Section means an hour of sitting in a room discussing subject matter with peers, whom you’ve either never seen before, or whom you’ve seen every day of college because there are 13 Folk and Myth concentrators. Section is the time to learn, study for other classes, or catch some z’s. But when participation makes up a third of your grade, there’s the added pressure of speaking in class. A dilemma arises: you don’t want your A to slip away because you never talk in section, but you don’t want to be “section kid” either. Here are some tips on how to welcome participation points without welcoming hatred from your peers.

Don’t dwell in disputes

Even if another student says something triggering or flat out wrong, a petty correction isn’t the most productive way to respond. Instead, try to respectfully address that student’s opinion, and move the discussion forward, rather than dwelling on their error.

Read passages and instructions

Participation includes all types of verbal contribution, including reading passages aloud. Many people avoid this kind of participation, thinking they can only contribute “original” discussion points, but TFs always appreciate it when someone volunteers to read.

Sit in the back

If you’re going to participate a lot, do it from the back of the room. This strategic position makes multitasking on your laptop a possibility, and keeps you from looking like a front-and-center teacher’s pet.

Space out your spiels

Don’t be that kid who talks every other turn. Instead, just discuss your contentions at the beginning and end of section. Your comments’ primacy and recency will make your TF more likely to remember you participation.

Participate in other avenues

To make an impression on your TF without making your peers’ eyes roll, show up to office hours to make your course engagement and knowledge known. Maybe you’ve been eying a “Classroom to Table” excursion for some time now.
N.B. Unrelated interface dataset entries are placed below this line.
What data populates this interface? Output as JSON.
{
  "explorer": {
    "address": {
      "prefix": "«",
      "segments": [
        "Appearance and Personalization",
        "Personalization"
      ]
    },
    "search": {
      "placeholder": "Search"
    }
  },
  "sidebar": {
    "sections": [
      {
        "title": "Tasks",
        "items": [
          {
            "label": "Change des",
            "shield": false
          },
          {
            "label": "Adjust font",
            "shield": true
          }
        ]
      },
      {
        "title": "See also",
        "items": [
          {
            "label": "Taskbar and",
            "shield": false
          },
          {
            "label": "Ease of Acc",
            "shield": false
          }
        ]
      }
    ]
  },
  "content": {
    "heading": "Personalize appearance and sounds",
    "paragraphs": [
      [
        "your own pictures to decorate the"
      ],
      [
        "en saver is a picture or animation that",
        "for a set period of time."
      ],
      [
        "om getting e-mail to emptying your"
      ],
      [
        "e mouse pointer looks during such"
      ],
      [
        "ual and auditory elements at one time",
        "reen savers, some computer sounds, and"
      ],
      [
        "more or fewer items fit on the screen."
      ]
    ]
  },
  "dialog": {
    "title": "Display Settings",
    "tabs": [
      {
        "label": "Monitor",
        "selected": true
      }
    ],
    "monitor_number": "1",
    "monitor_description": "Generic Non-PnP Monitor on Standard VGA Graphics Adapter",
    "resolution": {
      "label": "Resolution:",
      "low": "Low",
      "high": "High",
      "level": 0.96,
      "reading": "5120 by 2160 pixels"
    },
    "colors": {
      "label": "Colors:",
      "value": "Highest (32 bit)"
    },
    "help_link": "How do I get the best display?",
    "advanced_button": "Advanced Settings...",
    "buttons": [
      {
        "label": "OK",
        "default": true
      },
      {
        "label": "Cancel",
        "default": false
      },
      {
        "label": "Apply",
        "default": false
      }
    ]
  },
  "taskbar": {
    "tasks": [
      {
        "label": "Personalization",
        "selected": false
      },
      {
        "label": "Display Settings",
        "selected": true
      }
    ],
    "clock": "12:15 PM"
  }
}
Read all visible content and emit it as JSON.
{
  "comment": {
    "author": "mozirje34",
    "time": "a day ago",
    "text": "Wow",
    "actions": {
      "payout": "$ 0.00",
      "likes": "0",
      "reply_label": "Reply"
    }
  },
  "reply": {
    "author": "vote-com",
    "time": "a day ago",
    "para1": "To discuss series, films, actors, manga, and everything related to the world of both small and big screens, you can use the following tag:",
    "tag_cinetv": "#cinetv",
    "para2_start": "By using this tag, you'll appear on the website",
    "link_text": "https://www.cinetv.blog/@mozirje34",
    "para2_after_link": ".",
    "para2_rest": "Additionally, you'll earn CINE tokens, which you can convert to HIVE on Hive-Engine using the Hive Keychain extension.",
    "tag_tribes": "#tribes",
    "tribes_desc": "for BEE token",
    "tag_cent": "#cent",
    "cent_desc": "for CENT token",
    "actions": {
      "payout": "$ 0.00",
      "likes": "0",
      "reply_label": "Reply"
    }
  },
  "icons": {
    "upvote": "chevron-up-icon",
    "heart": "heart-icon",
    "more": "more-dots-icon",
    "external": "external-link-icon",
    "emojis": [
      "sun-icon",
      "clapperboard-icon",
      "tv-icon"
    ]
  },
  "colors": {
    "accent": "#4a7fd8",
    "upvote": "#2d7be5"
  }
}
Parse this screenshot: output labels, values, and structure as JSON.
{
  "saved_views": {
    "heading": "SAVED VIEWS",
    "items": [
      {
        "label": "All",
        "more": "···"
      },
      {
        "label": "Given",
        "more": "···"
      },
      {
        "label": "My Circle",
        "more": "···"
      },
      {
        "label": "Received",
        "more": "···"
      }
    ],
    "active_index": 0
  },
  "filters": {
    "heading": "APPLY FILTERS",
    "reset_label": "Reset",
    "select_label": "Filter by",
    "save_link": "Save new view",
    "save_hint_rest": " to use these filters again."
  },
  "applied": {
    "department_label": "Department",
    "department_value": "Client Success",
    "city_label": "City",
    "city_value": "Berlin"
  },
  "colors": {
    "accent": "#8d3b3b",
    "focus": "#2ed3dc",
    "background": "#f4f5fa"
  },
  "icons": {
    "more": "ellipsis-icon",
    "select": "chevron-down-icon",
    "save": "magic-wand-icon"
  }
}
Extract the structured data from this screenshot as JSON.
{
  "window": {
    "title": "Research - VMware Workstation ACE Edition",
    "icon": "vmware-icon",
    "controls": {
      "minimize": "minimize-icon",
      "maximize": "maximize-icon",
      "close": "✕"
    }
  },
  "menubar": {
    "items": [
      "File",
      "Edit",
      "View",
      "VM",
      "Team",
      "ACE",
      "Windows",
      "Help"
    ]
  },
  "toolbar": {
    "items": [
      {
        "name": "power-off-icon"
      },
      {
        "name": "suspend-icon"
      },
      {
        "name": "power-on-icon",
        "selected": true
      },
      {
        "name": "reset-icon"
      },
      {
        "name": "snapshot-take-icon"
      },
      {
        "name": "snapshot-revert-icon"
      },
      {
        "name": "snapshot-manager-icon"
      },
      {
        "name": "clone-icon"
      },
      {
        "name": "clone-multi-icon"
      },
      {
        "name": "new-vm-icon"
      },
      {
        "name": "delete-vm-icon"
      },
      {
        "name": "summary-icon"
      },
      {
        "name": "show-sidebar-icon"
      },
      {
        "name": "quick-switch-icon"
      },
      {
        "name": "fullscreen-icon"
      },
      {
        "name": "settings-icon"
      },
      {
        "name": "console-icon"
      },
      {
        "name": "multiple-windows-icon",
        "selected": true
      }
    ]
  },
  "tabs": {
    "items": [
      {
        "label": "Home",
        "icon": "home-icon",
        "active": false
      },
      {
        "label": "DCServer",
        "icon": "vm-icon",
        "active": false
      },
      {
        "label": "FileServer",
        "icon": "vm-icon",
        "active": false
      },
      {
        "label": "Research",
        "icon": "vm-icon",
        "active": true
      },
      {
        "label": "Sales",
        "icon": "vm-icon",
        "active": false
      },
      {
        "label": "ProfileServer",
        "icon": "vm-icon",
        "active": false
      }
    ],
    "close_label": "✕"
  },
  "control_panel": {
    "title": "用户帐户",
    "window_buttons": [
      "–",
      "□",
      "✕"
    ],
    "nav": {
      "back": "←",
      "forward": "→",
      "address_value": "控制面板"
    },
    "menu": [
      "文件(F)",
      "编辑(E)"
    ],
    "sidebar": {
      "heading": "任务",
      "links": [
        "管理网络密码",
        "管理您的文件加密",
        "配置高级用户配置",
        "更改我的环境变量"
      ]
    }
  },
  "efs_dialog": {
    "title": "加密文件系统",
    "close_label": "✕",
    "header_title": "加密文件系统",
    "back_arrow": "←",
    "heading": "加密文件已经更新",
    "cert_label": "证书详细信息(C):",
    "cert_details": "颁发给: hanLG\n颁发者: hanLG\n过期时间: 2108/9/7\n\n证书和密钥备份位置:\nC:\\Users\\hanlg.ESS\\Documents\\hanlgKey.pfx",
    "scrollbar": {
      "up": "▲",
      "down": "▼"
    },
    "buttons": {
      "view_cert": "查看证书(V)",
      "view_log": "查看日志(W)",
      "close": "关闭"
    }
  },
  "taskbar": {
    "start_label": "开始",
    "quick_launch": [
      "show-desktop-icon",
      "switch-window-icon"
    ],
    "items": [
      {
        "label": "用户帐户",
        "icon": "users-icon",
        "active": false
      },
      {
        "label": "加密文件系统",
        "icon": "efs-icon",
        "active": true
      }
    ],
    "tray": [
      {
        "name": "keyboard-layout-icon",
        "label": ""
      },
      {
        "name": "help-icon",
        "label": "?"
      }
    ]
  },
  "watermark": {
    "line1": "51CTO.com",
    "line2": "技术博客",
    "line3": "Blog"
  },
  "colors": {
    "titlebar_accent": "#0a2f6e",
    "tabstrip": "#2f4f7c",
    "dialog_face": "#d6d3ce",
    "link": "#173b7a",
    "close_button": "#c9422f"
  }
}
Don’t be afraid to go for it: you might find a truly rewarding interaction—and potential recommendation writer—in these outside-of-class exchanges.